  • William V.

    This is a strange crossroads where we the American people are going to have to abandon overly simplistic and misapplied principles and see the big picture of what's happening. Based on the information they provided in this article, and my understanding of it (I could be mistaken), what is happening now is the worse evil. It took me a while to come to this conclusion, but the FCC really should step in in this case, and we will just have to get over the fact that a gov't agency had to step in. That doesn't mean that the gov't should start stepping into everything, but in this case, it really seems to be called for. The reason I say this is because an ISP has NO RIGHT to restrict the speed from a consumer to an internet business/site - that's crooked. On top of that, they have NO RIGHT in their own special interests to boost another website's speed. It doesn't matter that such & such broadband company owns the line, they have no right to decrease a particular business or website's potential, whether in profit, or in hits alone. A website that started as a place that was highly visited can always take it to the next level and start selling things. Nobody has any right to infringe upon those rights! Who knows how different the internet would have been today if the ISP's done this whacky line boosting/limiting. I want you to take a second and think about it. This is something that probably should not have ever happened in the first place, because now it is going to be so difficult to turn back around.

  • Steve Shlivko

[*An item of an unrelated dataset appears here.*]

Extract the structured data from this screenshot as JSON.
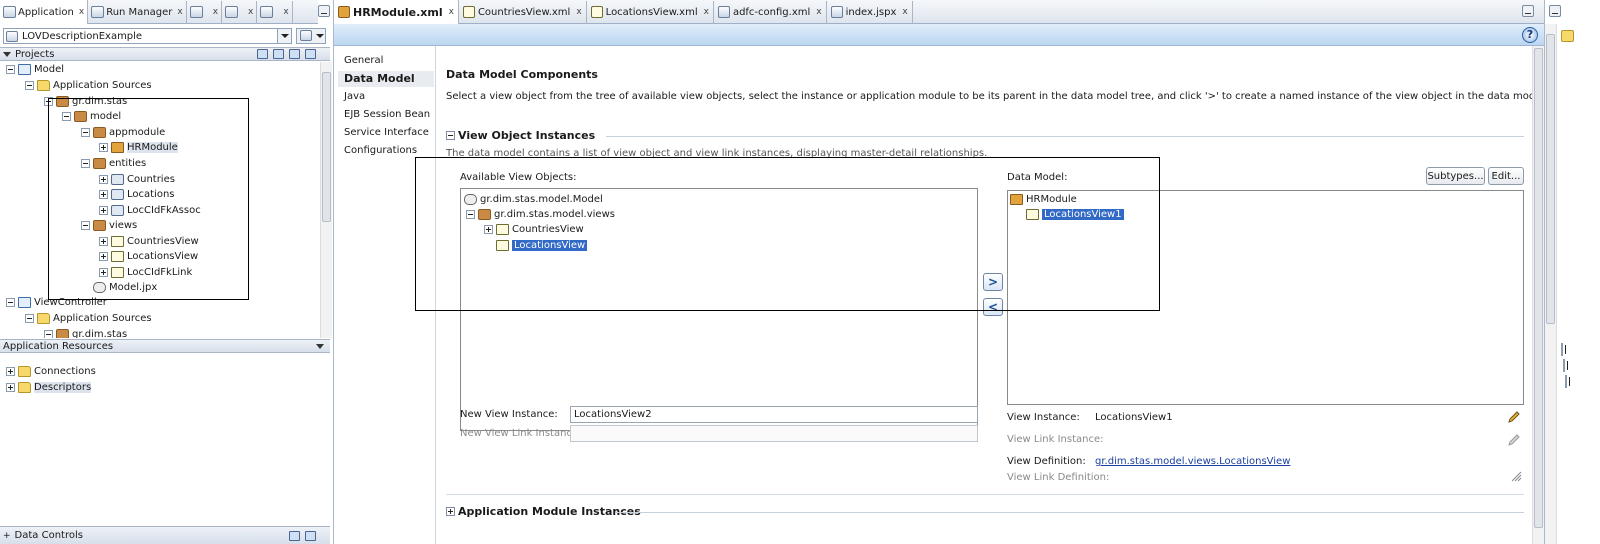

    It feels a bit odd now that the general public and the FCC agree on something. The FCC is usually the bad guy by default.